In June 2021, PleasrDAO bought the doge NFT for 1,696 ether (about $4 million at the time). And in September 2021, the decentralized autonomous organization fractionalized the NFT into $DOG tokens and then auctioned off 20% of them. The high demand brought the valuation of the NFT to $225 million.

There’s no mechanism to stop a fractional NFT from deviating from the price of the underlying asset, and so investors should think carefully before making a trade.

What are some fractional NFT platforms?

There aren’t many tools and platforms to choose from, but a few stand out and can serve the needs of the current maturing NFT market.

Unic.ly is a popular platform. To fractionalize an NFT on Unic.ly, NFT holders need only to connect their wallet to create a fungible uToken – an ERC-20 token that represents ownership in a single NFT or a collection of NFTs. Users can trade those tokens or bid on the fractionalized asset through the platform.

The platform offers guaranteed liquidity through liquidity pools where investors can provide liquidity and also stake tokens to earn yields, similar to how liquidity pools and yield farming works in decentralized finance, or DeFi.

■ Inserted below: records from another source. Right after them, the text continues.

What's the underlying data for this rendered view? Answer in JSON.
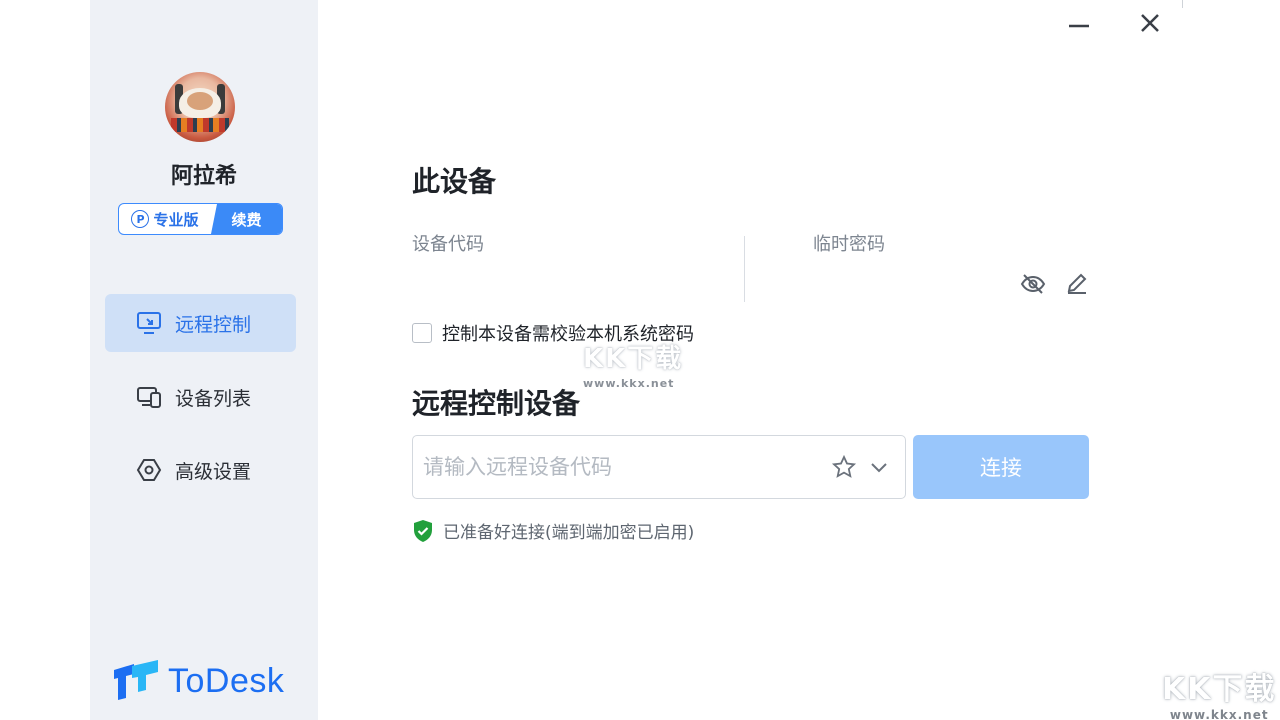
{
  "user": {
    "name": "阿拉希",
    "badge_edition": "专业版",
    "badge_edition_icon_letter": "P",
    "badge_renew": "续费"
  },
  "nav": {
    "items": [
      {
        "label": "远程控制",
        "icon": "monitor-remote-icon",
        "active": true
      },
      {
        "label": "设备列表",
        "icon": "devices-icon",
        "active": false
      },
      {
        "label": "高级设置",
        "icon": "settings-hexagon-icon",
        "active": false
      }
    ]
  },
  "brand": {
    "logo_text": "ToDesk",
    "color": "#1c6ef2"
  },
  "this_device": {
    "title": "此设备",
    "code_label": "设备代码",
    "password_label": "临时密码",
    "checkbox_label": "控制本设备需校验本机系统密码",
    "checkbox_checked": false
  },
  "remote": {
    "title": "远程控制设备",
    "input_placeholder": "请输入远程设备代码",
    "connect_label": "连接"
  },
  "status": {
    "text": "已准备好连接(端到端加密已启用)",
    "color": "#22a03c"
  },
  "watermark": {
    "text": "KK下载",
    "url": "www.kkx.net"
  },
  "colors": {
    "accent": "#2a72e8",
    "connect_button": "#99c6fb",
    "sidebar_bg": "#eef1f6",
    "active_nav_bg": "#cfe0f7"
  }
}
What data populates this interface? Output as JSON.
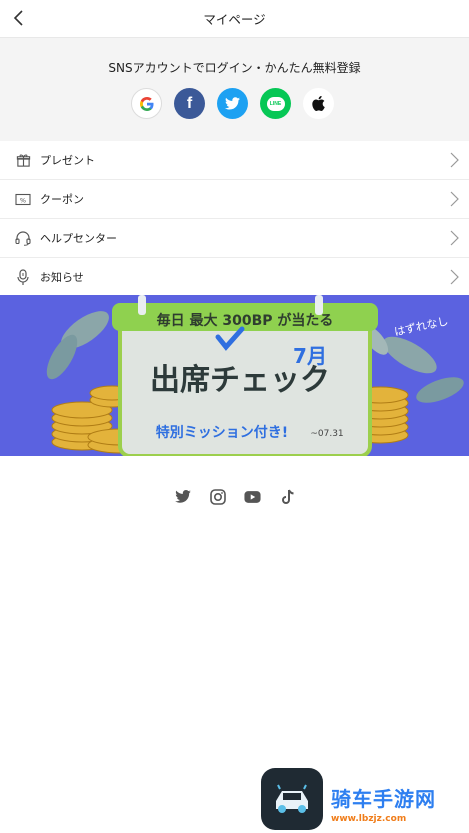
{
  "header": {
    "title": "マイページ"
  },
  "sns": {
    "title": "SNSアカウントでログイン・かんたん無料登録",
    "providers": [
      {
        "name": "google-icon",
        "glyph": "G"
      },
      {
        "name": "facebook-icon",
        "glyph": "f"
      },
      {
        "name": "twitter-icon",
        "glyph": ""
      },
      {
        "name": "line-icon",
        "glyph": "LINE"
      },
      {
        "name": "apple-icon",
        "glyph": ""
      }
    ]
  },
  "menu": {
    "items": [
      {
        "label": "プレゼント"
      },
      {
        "label": "クーポン"
      },
      {
        "label": "ヘルプセンター"
      },
      {
        "label": "お知らせ"
      }
    ]
  },
  "banner": {
    "top_text": "毎日 最大 300BP が当たる",
    "main_text": "出席チェック",
    "month": "7月",
    "sub_text": "特別ミッション付き!",
    "date": "~07.31",
    "tag": "はずれなし",
    "background": "#5b62e0"
  },
  "social": [
    "twitter-icon",
    "instagram-icon",
    "youtube-icon",
    "tiktok-icon"
  ],
  "watermark": {
    "title": "骑车手游网",
    "url": "www.lbzjz.com"
  }
}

Fractional.art is another popular platform. It is similar to Uni.cly in the way it lets NFT holders fractionalize their assets and redeem ETH in return. Although it has no bidding and staking options, like Uni.cly, the platform offers more flexibility for developers through a basic and permissionless protocol design. Anyone who wants to build on top of Fractional’s protocol can do so, while Uni.cly’s more complex set of smart contracts is more limiting for developers.

NFTX is another platform for fractionalization, but it significantly differs from Uni.cly and Fractional. It allows pooling NFTs of equal value – for example, NFTs with similar rarity sitting at the floor price – into index funds. NFT holders receive ERC-20 tokens when they add an NFT to an index or buy a portion of the index. Users receive a vToken, which is a 1:1 redemption claim on an NFT in the index a user’s NFT was added into. This means the users won’t necessarily receive the NFT they deposited because all NFTs deposited are considered of equal value. After recent criticism, NFTX introduced the option of paying a 5% premium on the token price and letting the user choose the NFT he or she wants out of the index.

Other ways of exposing your investment portfolio to NFTs include the Index Co-Op’s The JPG NFT Index (JPG), which tracks a wide NFT basket that includes fractional NFTs such as $DOG but also other assets relevant to the NFT market.

I published this piece on fractional NFTs for CoinDesk on May 7, 2022. Please follow the link to read it in full. If you’re interested in working with me as a crypto writer and/or consultant, please get in touch.